Microsoft and Yahoo declined to comment.
Mark Nelson, partner of Mithras Capital, said he plans to send a letter proposing the deal to Microsoft and Yahoo Thursday night.
Microsoft executives have said the chances of it buying Yahoo are "negligible," but that was before a decline in the price of Yahoo shares, which has fallen on concerns that the financial crisis and slumping economy could hurt its business.
Yahoo shares are down 36 percent since the start of August, falling to new five-year lows on Thursday. The stock decline has investors looking to revive talks with Microsoft, which is looking to close the gap on search leader Google (NASDAQ: GOOG).
"As Yahoo shares decline and Microsoft struggles in its online services business, it is increasingly likely Microsoft will make a new offer," American Technology Research analyst Rob Sanderson wrote in a note to clients on Wednesday. He has a buy rating on Yahoo with a $22 target price.
The proposal also calls for Yahoo's board to drop its poison pill preventing such a tender offer, while valuing Yahoo's Asian assets at $7.2 billion and its non-search business at $4.5 billion.
Yahoo, which ceded three board seats to activist investor Carl Icahn in August, has been involved in ongoing talks with Time Warner (NYSE: TWX) about buying its AOL unit, according to a source briefed on the situation.
Yahoo also has delayed the start of a search advertising partnership with Google while it sorts out regulatory concerns about the deal.
"It is imperative for Microsoft to act now, while the Yahoo-Google deal is mired in regulatory concerns, and before Yahoo strikes a deal with AOL," said Mark Nelson, a partner at Mithras.
"It is imperative for the Yahoo board to embrace this proposal as the best outcome for long-suffering Yahoo shareholders," Nelson said in a news release.

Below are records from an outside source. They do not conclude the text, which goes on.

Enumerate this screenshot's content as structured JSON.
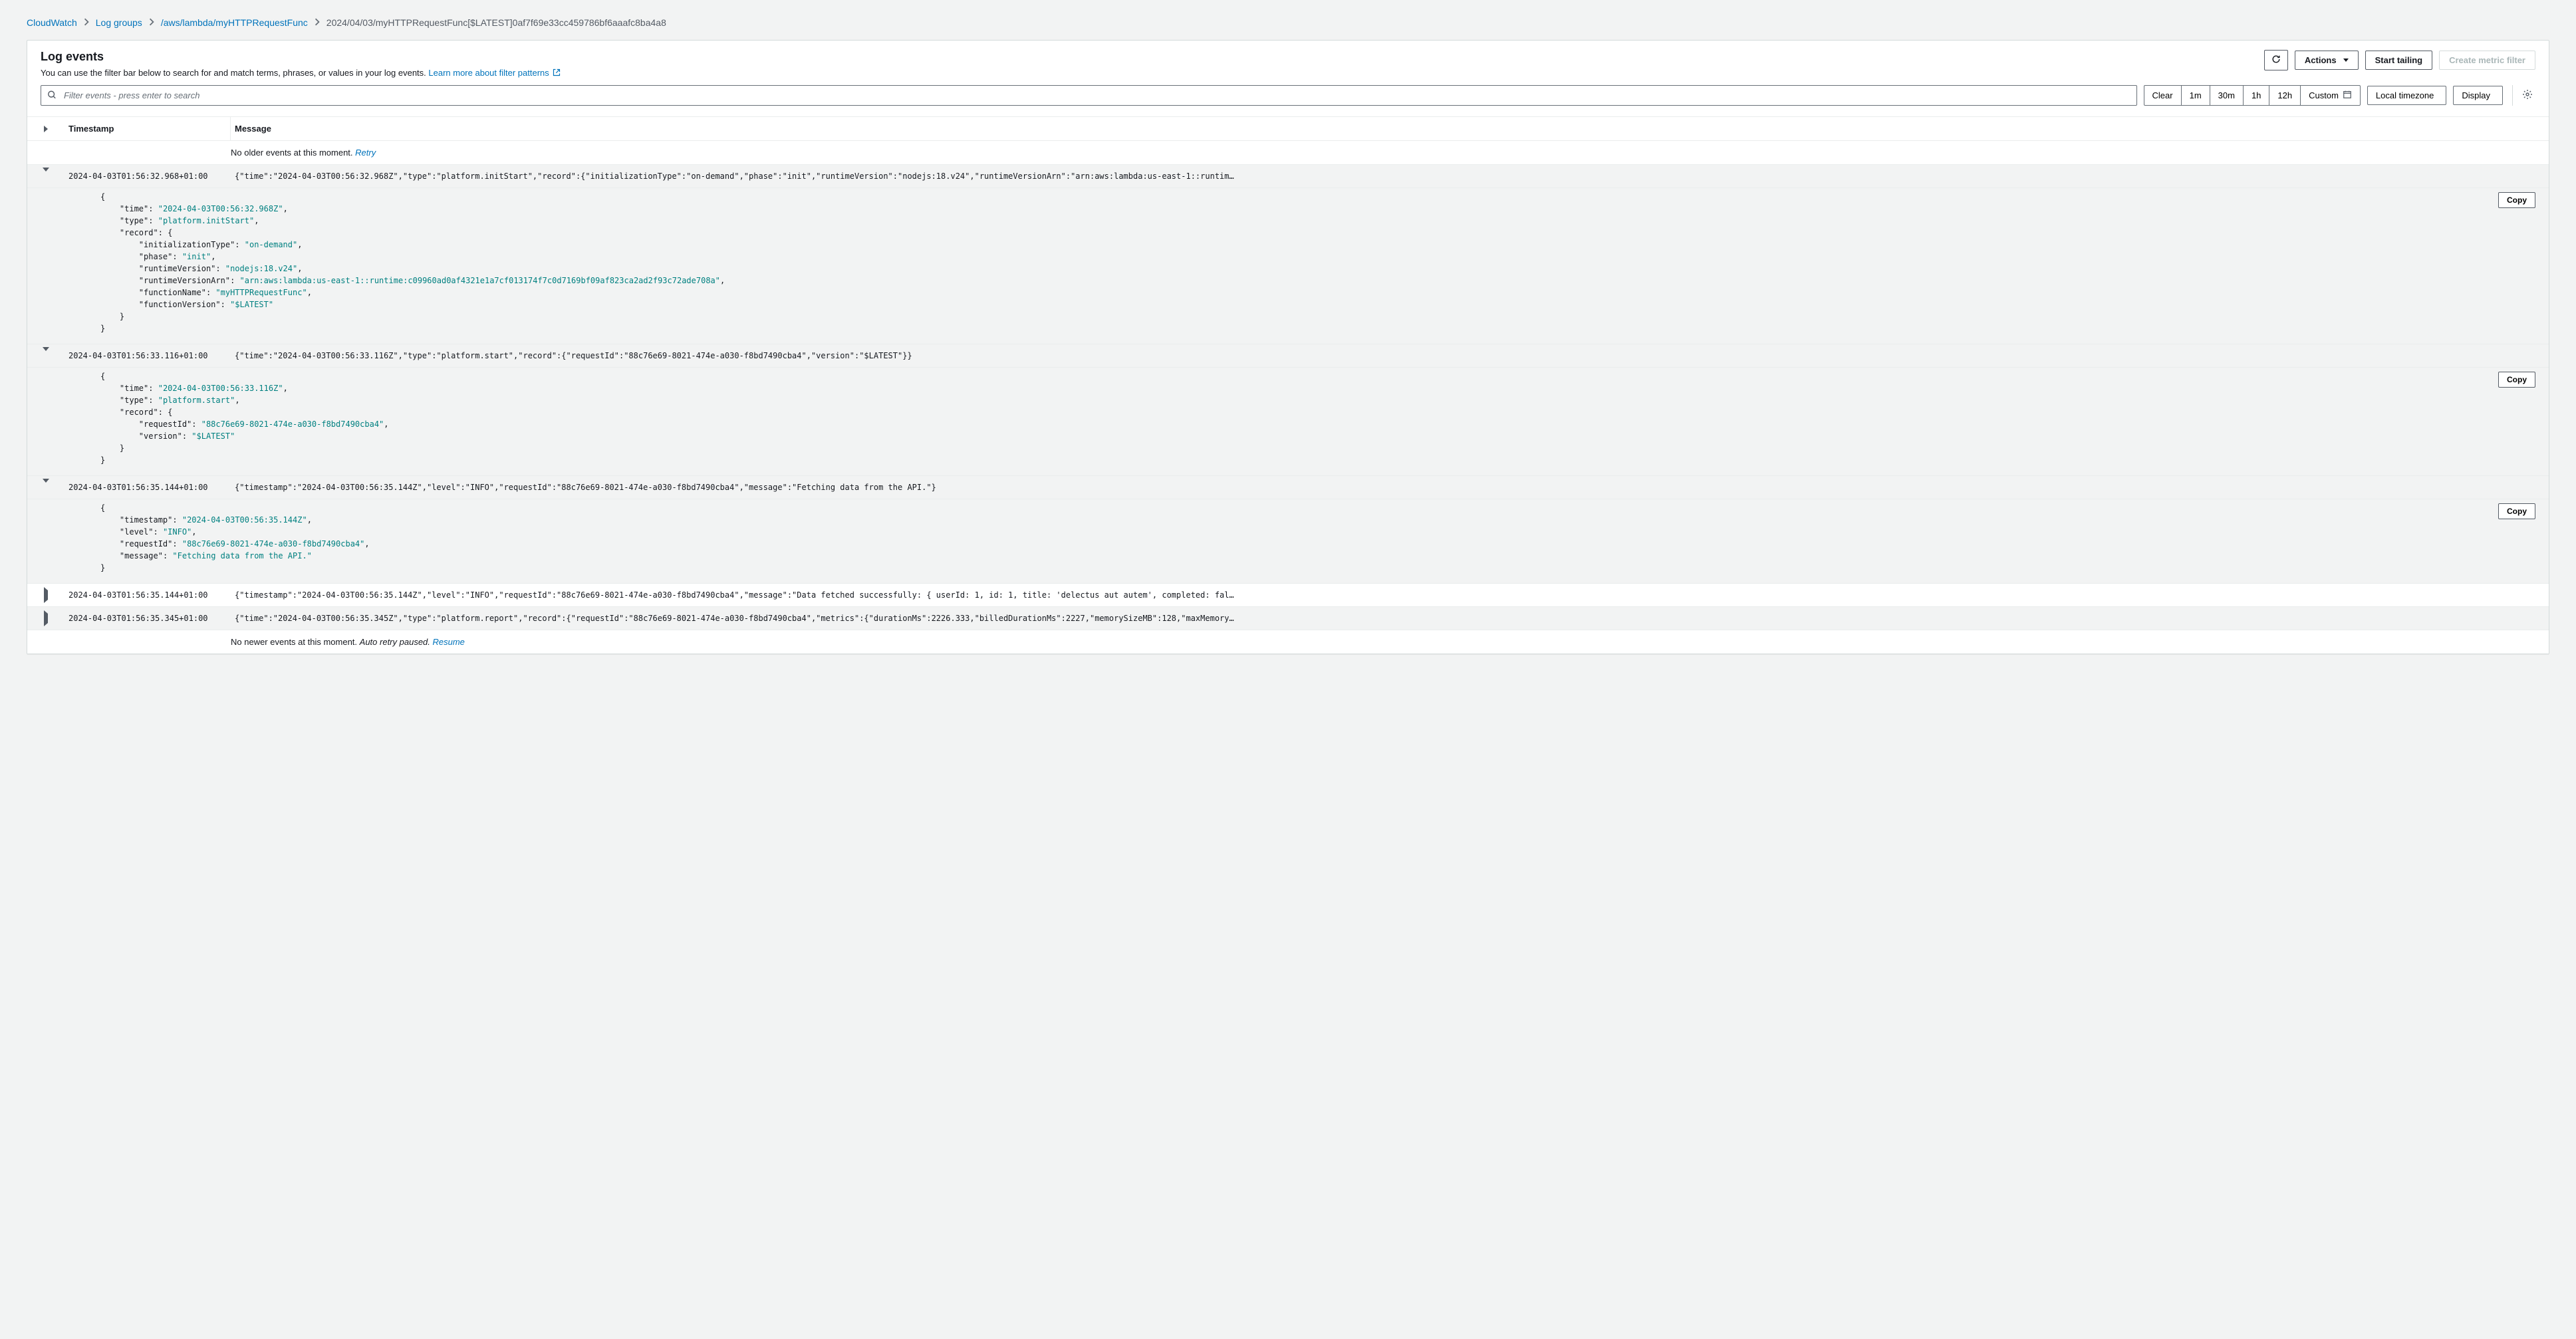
{
  "breadcrumbs": {
    "items": [
      "CloudWatch",
      "Log groups",
      "/aws/lambda/myHTTPRequestFunc"
    ],
    "current": "2024/04/03/myHTTPRequestFunc[$LATEST]0af7f69e33cc459786bf6aaafc8ba4a8"
  },
  "header": {
    "title": "Log events",
    "subtitle_prefix": "You can use the filter bar below to search for and match terms, phrases, or values in your log events. ",
    "subtitle_link": "Learn more about filter patterns",
    "refresh_btn": "Refresh",
    "actions_btn": "Actions",
    "start_tailing_btn": "Start tailing",
    "create_metric_btn": "Create metric filter"
  },
  "toolbar": {
    "filter_placeholder": "Filter events - press enter to search",
    "clear": "Clear",
    "r1m": "1m",
    "r30m": "30m",
    "r1h": "1h",
    "r12h": "12h",
    "custom": "Custom",
    "timezone": "Local timezone",
    "display": "Display"
  },
  "table": {
    "col_timestamp": "Timestamp",
    "col_message": "Message",
    "no_older": "No older events at this moment. ",
    "retry": "Retry",
    "no_newer_prefix": "No newer events at this moment. ",
    "no_newer_italic": "Auto retry paused. ",
    "resume": "Resume",
    "copy": "Copy"
  },
  "events": [
    {
      "expanded": true,
      "timestamp": "2024-04-03T01:56:32.968+01:00",
      "summary": "{\"time\":\"2024-04-03T00:56:32.968Z\",\"type\":\"platform.initStart\",\"record\":{\"initializationType\":\"on-demand\",\"phase\":\"init\",\"runtimeVersion\":\"nodejs:18.v24\",\"runtimeVersionArn\":\"arn:aws:lambda:us-east-1::runtim…",
      "detail": {
        "time": "2024-04-03T00:56:32.968Z",
        "type": "platform.initStart",
        "record": {
          "initializationType": "on-demand",
          "phase": "init",
          "runtimeVersion": "nodejs:18.v24",
          "runtimeVersionArn": "arn:aws:lambda:us-east-1::runtime:c09960ad0af4321e1a7cf013174f7c0d7169bf09af823ca2ad2f93c72ade708a",
          "functionName": "myHTTPRequestFunc",
          "functionVersion": "$LATEST"
        }
      }
    },
    {
      "expanded": true,
      "timestamp": "2024-04-03T01:56:33.116+01:00",
      "summary": "{\"time\":\"2024-04-03T00:56:33.116Z\",\"type\":\"platform.start\",\"record\":{\"requestId\":\"88c76e69-8021-474e-a030-f8bd7490cba4\",\"version\":\"$LATEST\"}}",
      "detail": {
        "time": "2024-04-03T00:56:33.116Z",
        "type": "platform.start",
        "record": {
          "requestId": "88c76e69-8021-474e-a030-f8bd7490cba4",
          "version": "$LATEST"
        }
      }
    },
    {
      "expanded": true,
      "timestamp": "2024-04-03T01:56:35.144+01:00",
      "summary": "{\"timestamp\":\"2024-04-03T00:56:35.144Z\",\"level\":\"INFO\",\"requestId\":\"88c76e69-8021-474e-a030-f8bd7490cba4\",\"message\":\"Fetching data from the API.\"}",
      "detail": {
        "timestamp": "2024-04-03T00:56:35.144Z",
        "level": "INFO",
        "requestId": "88c76e69-8021-474e-a030-f8bd7490cba4",
        "message": "Fetching data from the API."
      }
    },
    {
      "expanded": false,
      "timestamp": "2024-04-03T01:56:35.144+01:00",
      "summary": "{\"timestamp\":\"2024-04-03T00:56:35.144Z\",\"level\":\"INFO\",\"requestId\":\"88c76e69-8021-474e-a030-f8bd7490cba4\",\"message\":\"Data fetched successfully: { userId: 1, id: 1, title: 'delectus aut autem', completed: fal…"
    },
    {
      "expanded": false,
      "timestamp": "2024-04-03T01:56:35.345+01:00",
      "summary": "{\"time\":\"2024-04-03T00:56:35.345Z\",\"type\":\"platform.report\",\"record\":{\"requestId\":\"88c76e69-8021-474e-a030-f8bd7490cba4\",\"metrics\":{\"durationMs\":2226.333,\"billedDurationMs\":2227,\"memorySizeMB\":128,\"maxMemory…"
    }
  ]
}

Shares of Microsoft closed down 3.09 percent to $22.30 on the Nasdaq while Yahoo stock fell 8.07 percent to $12.65 in Thursday trade.